Francis brings us back to the heresy of heresies



Francis sees "great religions" at the heart of humanity - and great heresy revealed

STEPS TOWARDS A ONE WORLD RELIGION

Is Francis leading the Church down the heretical path of the one-world religion of unity?

Francis traveled to the Persian Gulf Kingdom of Bahrain from November 3-6, 2022. There he participated in a dialogue forum entitled "East and West for human coexistence". He accepted the invitation of the secular and religious authorities of the country, King Hamad II of Bahrain and the Council of Muslim Elders. The Priestly Fraternity of St. Pius X (FSSPX) clearly criticized Francis' speech.

On Friday, November 4, 2022, Francis delivered a speech to this Council of Muslim Elders at the Sakhir Royal Palace Mosque in Awali that deserves to be remembered. The Pope was received for the first time by the Grand Imam of Al-Azhar, Ahmad al-Tayyeb, with whom he had signed the controversial document on human brotherhood for world peace and common coexistence in Abu Dhabi on February 4, 2019. According to the communiqué, this is a large-scale deployment of dialogue.
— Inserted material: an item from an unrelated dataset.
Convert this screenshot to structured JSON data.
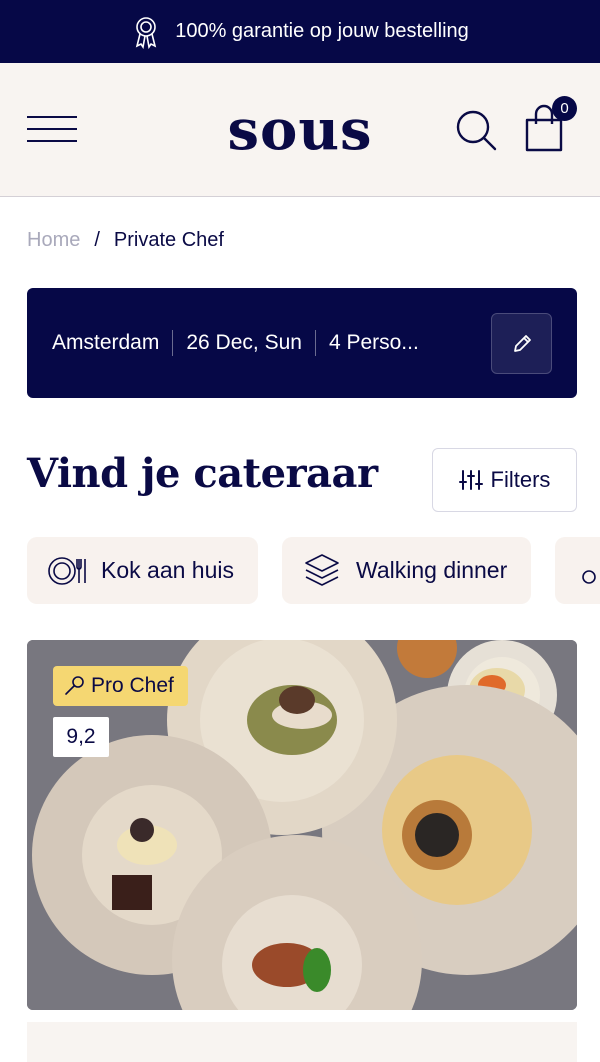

For the Abu Dhabi document, Francis sometimes reaped severe criticism in the Catholic world, which the Austrian philosopher Josef Seifert summed up in the sharp formulation that the document contained the "heresy of heresies." Auxiliary Bishop Athanasius Schneider also commented on it at length.

What conclusion does Francis draw from that criticism? Apparently none, or in other words, he considers it irrelevant, at least not important enough to change his course. In Bahrain, he followed up.

In his speech, which was read, Francis said a word that sounds like a denial of the kingship of our Lord Jesus Christ. This is the text:

"In the face of an increasingly wounded and torn humanity, which breathes with anxiety and fear under the garb of globalization, the great creeds must be the heart that unites the members of the body, the soul that gives hope and life to the highest aspirations."

The Fraternity of St. Pius X (FSSPX) news site wrote in this regard:


"There is one Lord of humanity and one King who unites the members of his mystical body; one Spirit who is like the soul of that body; and one God, Jesus Christ, who can "give hope to the highest aspirations": salvation and the eternal vision of God that will fulfill and surpass the highest aspirations imaginable. And all people are called to be part of the mystical body of Christ by the grace of God. No other "religion" or so-called religion can give "hope" or "life to the highest aspirations" of man. None of them can be a "heart uniting the members" but by a mere human union, totally incapable of realizing this marvelous union among its members by grace."

No other religion "was "founded by God:" They are the fruit of human invention, and propagate doctrines incompatible with the immutable truth which is Christ, the eternal Word of God."

How then could these religions be "the heart that holds together the members of the body"?

On this, the Pius Fraternity:

"The thought behind these words is always the same: all religions must constitute a movement for the spiritual animation of universal democracy, as Father Georges de Nantes rightly said.

All this can only lead to a profound indifferentism, to a distancing of Catholics from their religion, which, according to them, should be more and more only a copy of civil and political society, sprinkled with a pseudo-characterism with tints of naturalism.

Usquequo Domine? How much longer, Lord?"

Theologian and blogger Maria Guarini also pointed out that Francis was not affirming for the first time that "we are all brothers" because we are God's creatures. However, Christians are children of God, not just creatures, because they have been adopted by God. Therefore, if it is affirmed that "all" are "children of God," it is a false doctrine that affirms something it is not. 


"It is to deny Christ and his redemptive act, because we are children of God through Jesus Christ." 

This brings us back to the "heresy of heresies," the denial of the deity and redemptive act of Jesus Christ.


Katholisches